We spotted euros several times during the drive and were lucky enough to see the rare yellow footed rock wallaby - a cute little thing with dark bands on its extra-long tail.  I was the first to spot a couple of cockatoos in a tree.   Later Evan was pointing out a mistletoe tree with red flowers when a small red and black mistletoe bird flew out of it. The only other tree that was in flower was the native orange tree with attractive pale yellow blooms.  We learnt that this fruit was a major source of vitamins for the aborigines.  The only snag with them is that they never look ripe so it is difficult to know whether they are ready for eating.   Another interesting plant that looks a bit likea bull rush from a distance is the grass tree or yacca.  It is found mainly on the tops of hills and takes 100 years to grow half a metre! The Ridgetop Tour terminates at the breathtaking and isolated Sillers Lookout where there is barely space to turn the sturdy 4-wheel vehicle around.

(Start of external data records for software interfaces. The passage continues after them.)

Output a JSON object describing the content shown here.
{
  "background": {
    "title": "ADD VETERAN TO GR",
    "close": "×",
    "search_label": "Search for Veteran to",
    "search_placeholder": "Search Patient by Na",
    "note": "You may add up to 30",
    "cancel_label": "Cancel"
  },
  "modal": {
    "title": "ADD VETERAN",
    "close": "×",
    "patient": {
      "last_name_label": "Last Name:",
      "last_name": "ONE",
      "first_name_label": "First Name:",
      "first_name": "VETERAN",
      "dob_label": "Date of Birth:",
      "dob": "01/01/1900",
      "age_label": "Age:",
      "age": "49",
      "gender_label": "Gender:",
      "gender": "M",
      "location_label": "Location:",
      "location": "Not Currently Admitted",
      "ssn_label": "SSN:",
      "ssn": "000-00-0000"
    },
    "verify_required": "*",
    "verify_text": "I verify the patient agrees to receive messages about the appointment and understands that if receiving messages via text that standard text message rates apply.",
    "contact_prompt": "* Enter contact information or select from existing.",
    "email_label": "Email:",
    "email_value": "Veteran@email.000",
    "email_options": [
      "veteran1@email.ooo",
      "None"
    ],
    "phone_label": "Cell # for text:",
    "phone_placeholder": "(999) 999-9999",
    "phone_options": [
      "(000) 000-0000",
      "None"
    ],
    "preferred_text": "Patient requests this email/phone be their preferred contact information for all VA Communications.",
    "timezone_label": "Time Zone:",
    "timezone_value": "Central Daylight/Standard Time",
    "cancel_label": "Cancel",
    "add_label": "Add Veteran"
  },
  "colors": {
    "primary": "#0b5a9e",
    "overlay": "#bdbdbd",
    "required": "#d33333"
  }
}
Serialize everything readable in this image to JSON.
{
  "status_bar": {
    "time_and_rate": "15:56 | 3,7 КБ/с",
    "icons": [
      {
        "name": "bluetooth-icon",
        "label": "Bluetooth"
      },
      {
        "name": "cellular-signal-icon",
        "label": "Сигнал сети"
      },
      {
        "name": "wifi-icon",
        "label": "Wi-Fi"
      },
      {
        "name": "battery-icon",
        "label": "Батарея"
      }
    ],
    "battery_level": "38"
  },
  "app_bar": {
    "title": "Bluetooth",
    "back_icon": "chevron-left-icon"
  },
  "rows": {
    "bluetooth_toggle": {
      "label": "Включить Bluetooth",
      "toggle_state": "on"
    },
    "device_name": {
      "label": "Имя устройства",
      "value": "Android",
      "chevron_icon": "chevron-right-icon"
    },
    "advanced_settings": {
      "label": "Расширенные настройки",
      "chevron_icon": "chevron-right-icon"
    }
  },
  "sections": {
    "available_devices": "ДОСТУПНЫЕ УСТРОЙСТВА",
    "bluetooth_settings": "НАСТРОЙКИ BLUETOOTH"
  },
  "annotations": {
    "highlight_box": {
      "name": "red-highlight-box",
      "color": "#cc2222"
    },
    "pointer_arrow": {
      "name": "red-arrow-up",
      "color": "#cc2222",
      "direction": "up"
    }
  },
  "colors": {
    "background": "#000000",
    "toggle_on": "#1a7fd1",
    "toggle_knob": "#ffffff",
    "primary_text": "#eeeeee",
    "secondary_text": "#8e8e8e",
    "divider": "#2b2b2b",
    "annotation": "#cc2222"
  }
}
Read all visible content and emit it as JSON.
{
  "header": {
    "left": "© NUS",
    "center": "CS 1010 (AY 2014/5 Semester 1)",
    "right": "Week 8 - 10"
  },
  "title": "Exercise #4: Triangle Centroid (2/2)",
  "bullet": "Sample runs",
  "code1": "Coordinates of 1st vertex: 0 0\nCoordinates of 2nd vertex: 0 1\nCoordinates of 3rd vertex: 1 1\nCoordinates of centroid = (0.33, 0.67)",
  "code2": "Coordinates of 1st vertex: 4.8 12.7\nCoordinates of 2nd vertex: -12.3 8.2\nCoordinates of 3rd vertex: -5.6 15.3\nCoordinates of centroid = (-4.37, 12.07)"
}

Arkaroola Resort is a family business, run nowadays by the son (Doug) and daughter (Marg) of its founder Reginald  Sprigg, a geologist, and his Scottish wife Griselda. Flemming bought a book on sale at reception based on the diaries Griselda wrote when she was the first woman to cross the Simpson Desert.  The family is friendly with Dick Smith, a renowned aviator in Australia and another Earthrounder, and Dick wrote the foreword to Griselda's book, entitled "DUNE is a four-letter word. During dinner our last evening at the Arkaroola Resort, we were introduced to Griselda Sprigg and her son Douglas Sprigg.

Click on image to enlarge, click browser back to return

27-left_base_21.jpg (26124 bytes)

Left base for runway 21 at Arkaroola

27-euro.jpg (67465 bytes)

The first euro we saw (not seen the European ones yet!)

27-native_orange.jpg (51113 bytes)

Native orange tree in flower

27-euro2.jpg (63862 bytes)

More euros!

27-evan_ray.jpg (44925 bytes)

Our driver and guide Evan (= Euro Dundee) talking to Ray

27-rock_wallaby.jpg (38748 bytes)

Yellow footed rock wallaby

27-sillers_view.jpg (48029 bytes)

Sillers Lookout - culmination
of the Ridgetop Tour.

27-sillers_view2.jpg (40051 bytes)

The Ridgetop Tour party on Sillers Lookout listening to Evan, second from right

27-grass_tree.jpg (34206 bytes)

Flemming next to a grass tree.

plane_prev_home_next3.gif (2099 bytes)